» **Your task**:
The word to look for is "JSON". Report every line of the entries below that has it.

*** Opening Material for the task ***

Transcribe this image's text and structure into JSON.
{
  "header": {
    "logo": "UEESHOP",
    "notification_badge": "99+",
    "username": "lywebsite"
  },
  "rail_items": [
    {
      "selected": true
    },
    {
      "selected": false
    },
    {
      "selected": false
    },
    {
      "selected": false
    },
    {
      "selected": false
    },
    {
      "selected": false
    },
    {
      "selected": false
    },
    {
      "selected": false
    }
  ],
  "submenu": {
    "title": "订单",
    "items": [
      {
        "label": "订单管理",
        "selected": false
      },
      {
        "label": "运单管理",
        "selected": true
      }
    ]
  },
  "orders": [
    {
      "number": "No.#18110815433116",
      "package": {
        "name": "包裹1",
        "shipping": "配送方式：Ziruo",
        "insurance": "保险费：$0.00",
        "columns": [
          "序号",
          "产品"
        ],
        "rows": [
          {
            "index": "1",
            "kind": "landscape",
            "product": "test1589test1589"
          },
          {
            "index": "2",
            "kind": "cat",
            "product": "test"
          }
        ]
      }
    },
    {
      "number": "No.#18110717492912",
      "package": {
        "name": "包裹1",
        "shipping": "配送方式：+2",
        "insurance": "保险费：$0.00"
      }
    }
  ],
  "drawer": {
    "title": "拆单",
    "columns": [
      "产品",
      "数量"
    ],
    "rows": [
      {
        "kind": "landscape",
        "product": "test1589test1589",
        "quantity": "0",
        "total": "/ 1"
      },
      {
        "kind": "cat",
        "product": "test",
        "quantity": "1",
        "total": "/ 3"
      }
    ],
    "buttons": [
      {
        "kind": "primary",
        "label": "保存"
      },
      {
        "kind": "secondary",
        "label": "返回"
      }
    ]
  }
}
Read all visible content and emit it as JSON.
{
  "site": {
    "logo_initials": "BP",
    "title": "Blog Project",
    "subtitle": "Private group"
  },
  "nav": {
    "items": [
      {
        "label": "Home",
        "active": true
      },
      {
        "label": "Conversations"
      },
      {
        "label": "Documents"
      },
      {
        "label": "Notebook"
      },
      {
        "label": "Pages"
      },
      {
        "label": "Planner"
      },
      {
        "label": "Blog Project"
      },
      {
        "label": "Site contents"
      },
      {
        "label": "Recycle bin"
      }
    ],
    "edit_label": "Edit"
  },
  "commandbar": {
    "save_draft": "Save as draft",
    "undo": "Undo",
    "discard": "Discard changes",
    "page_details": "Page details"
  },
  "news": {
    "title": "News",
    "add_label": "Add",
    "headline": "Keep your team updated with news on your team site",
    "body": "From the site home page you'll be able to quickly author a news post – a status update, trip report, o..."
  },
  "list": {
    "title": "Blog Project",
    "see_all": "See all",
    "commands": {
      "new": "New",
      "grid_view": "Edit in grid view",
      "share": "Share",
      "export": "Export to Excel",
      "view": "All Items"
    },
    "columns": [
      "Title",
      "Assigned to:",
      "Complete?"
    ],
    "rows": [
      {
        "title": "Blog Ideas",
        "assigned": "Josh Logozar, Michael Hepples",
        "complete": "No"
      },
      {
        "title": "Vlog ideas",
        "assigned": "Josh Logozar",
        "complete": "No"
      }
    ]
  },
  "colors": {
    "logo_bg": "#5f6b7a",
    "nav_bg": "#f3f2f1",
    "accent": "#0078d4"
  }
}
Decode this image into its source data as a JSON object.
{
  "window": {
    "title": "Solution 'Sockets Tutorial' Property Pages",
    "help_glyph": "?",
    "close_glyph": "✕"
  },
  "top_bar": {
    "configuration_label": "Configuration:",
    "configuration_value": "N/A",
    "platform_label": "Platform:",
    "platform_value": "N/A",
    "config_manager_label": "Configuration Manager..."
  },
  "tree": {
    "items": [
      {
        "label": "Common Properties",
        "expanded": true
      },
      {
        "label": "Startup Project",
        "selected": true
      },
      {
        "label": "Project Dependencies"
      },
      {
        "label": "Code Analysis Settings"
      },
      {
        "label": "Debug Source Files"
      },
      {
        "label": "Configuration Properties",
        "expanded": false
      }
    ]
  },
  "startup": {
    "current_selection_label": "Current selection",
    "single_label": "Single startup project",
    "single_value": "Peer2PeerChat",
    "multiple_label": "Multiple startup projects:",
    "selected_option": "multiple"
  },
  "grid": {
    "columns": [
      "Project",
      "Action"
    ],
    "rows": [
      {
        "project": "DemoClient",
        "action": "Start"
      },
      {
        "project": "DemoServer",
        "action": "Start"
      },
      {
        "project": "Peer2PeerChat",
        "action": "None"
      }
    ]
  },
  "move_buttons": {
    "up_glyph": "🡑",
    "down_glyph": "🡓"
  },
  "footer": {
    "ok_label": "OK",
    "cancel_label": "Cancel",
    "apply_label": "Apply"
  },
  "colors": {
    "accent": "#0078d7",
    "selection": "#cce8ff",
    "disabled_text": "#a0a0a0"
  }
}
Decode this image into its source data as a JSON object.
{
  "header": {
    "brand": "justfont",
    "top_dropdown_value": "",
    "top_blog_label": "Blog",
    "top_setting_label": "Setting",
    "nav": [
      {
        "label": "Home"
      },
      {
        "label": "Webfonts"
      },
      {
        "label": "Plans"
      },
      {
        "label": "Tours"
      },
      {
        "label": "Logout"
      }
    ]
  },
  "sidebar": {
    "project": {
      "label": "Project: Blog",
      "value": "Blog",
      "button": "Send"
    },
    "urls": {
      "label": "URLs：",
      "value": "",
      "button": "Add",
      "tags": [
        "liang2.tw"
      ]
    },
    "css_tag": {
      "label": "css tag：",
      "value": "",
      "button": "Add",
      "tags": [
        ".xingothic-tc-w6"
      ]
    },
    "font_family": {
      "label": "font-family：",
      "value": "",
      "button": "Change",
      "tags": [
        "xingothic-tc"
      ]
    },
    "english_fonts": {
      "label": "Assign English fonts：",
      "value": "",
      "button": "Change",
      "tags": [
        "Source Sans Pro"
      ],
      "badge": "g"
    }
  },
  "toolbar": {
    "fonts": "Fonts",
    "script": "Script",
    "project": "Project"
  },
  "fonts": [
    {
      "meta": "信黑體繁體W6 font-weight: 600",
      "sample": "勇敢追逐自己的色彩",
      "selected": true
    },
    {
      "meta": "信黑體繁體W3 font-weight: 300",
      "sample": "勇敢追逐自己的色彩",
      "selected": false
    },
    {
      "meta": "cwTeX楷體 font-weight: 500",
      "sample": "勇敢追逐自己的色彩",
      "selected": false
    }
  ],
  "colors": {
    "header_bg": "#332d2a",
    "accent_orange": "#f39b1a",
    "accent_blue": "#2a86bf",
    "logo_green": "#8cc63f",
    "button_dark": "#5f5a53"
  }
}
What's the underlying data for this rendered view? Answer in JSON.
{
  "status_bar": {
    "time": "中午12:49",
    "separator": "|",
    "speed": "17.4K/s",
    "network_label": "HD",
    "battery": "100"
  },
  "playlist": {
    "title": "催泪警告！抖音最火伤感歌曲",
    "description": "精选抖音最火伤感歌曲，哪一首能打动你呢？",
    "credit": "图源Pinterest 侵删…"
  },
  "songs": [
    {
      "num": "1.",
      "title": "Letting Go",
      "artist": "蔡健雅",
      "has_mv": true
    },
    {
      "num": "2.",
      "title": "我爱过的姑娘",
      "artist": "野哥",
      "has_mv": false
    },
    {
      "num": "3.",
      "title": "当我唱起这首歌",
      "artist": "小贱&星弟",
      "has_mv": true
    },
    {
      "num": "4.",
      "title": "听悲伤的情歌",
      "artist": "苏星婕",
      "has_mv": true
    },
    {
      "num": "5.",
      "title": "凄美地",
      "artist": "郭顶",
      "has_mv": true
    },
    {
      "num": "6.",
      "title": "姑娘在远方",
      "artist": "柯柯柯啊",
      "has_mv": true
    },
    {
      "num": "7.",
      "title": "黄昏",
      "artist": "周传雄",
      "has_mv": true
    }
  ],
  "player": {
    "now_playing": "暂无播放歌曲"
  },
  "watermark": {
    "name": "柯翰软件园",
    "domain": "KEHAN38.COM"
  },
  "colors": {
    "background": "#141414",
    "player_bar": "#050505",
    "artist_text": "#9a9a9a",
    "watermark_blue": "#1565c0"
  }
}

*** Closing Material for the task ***

» **Worked solution**:
Transcribe this image's text and structure into JSON.
Read all visible content and emit it as JSON.
Decode this image into its source data as a JSON object.
Decode this image into its source data as a JSON object.
What's the underlying data for this rendered view? Answer in JSON.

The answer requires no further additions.